■ Task details:
All the data should be printed again exactly as written.

Page and application data records:
"""

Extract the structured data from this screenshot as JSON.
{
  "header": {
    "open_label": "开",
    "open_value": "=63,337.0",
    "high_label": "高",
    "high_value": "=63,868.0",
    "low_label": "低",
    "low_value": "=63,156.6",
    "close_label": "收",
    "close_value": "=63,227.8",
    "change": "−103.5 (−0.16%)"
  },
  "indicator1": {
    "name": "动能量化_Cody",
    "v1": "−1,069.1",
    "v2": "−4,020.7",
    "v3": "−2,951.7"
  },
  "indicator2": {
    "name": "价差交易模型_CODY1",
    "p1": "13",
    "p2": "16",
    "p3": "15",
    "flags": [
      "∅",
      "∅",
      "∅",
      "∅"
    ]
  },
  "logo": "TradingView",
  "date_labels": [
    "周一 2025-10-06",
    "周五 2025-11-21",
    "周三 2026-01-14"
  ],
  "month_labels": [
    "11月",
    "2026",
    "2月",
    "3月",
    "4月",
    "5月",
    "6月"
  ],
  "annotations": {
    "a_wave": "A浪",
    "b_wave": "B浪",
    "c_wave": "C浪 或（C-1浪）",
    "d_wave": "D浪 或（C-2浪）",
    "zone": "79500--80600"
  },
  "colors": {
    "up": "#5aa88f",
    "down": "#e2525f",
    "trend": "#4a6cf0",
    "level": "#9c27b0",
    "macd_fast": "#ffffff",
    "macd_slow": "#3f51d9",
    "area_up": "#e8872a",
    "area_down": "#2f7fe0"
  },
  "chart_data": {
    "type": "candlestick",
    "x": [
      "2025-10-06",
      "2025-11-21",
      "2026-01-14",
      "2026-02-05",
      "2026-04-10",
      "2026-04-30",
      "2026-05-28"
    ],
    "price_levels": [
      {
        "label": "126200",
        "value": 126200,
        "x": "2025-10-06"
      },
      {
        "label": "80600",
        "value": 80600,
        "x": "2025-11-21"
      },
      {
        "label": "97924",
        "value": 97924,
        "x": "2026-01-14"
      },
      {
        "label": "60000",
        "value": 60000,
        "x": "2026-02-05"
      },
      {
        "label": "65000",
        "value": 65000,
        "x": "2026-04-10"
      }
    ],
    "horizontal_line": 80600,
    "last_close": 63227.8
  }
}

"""

■ Exercise response:
Extract the structured data from this screenshot as JSON.
{
  "header": {
    "open_label": "开",
    "open_value": "=63,337.0",
    "high_label": "高",
    "high_value": "=63,868.0",
    "low_label": "低",
    "low_value": "=63,156.6",
    "close_label": "收",
    "close_value": "=63,227.8",
    "change": "−103.5 (−0.16%)"
  },
  "indicator1": {
    "name": "动能量化_Cody",
    "v1": "−1,069.1",
    "v2": "−4,020.7",
    "v3": "−2,951.7"
  },
  "indicator2": {
    "name": "价差交易模型_CODY1",
    "p1": "13",
    "p2": "16",
    "p3": "15",
    "flags": [
      "∅",
      "∅",
      "∅",
      "∅"
    ]
  },
  "logo": "TradingView",
  "date_labels": [
    "周一 2025-10-06",
    "周五 2025-11-21",
    "周三 2026-01-14"
  ],
  "month_labels": [
    "11月",
    "2026",
    "2月",
    "3月",
    "4月",
    "5月",
    "6月"
  ],
  "annotations": {
    "a_wave": "A浪",
    "b_wave": "B浪",
    "c_wave": "C浪 或（C-1浪）",
    "d_wave": "D浪 或（C-2浪）",
    "zone": "79500--80600"
  },
  "colors": {
    "up": "#5aa88f",
    "down": "#e2525f",
    "trend": "#4a6cf0",
    "level": "#9c27b0",
    "macd_fast": "#ffffff",
    "macd_slow": "#3f51d9",
    "area_up": "#e8872a",
    "area_down": "#2f7fe0"
  },
  "chart_data": {
    "type": "candlestick",
    "x": [
      "2025-10-06",
      "2025-11-21",
      "2026-01-14",
      "2026-02-05",
      "2026-04-10",
      "2026-04-30",
      "2026-05-28"
    ],
    "price_levels": [
      {
        "label": "126200",
        "value": 126200,
        "x": "2025-10-06"
      },
      {
        "label": "80600",
        "value": 80600,
        "x": "2025-11-21"
      },
      {
        "label": "97924",
        "value": 97924,
        "x": "2026-01-14"
      },
      {
        "label": "60000",
        "value": 60000,
        "x": "2026-02-05"
      },
      {
        "label": "65000",
        "value": 65000,
        "x": "2026-04-10"
      }
    ],
    "horizontal_line": 80600,
    "last_close": 63227.8
  }
}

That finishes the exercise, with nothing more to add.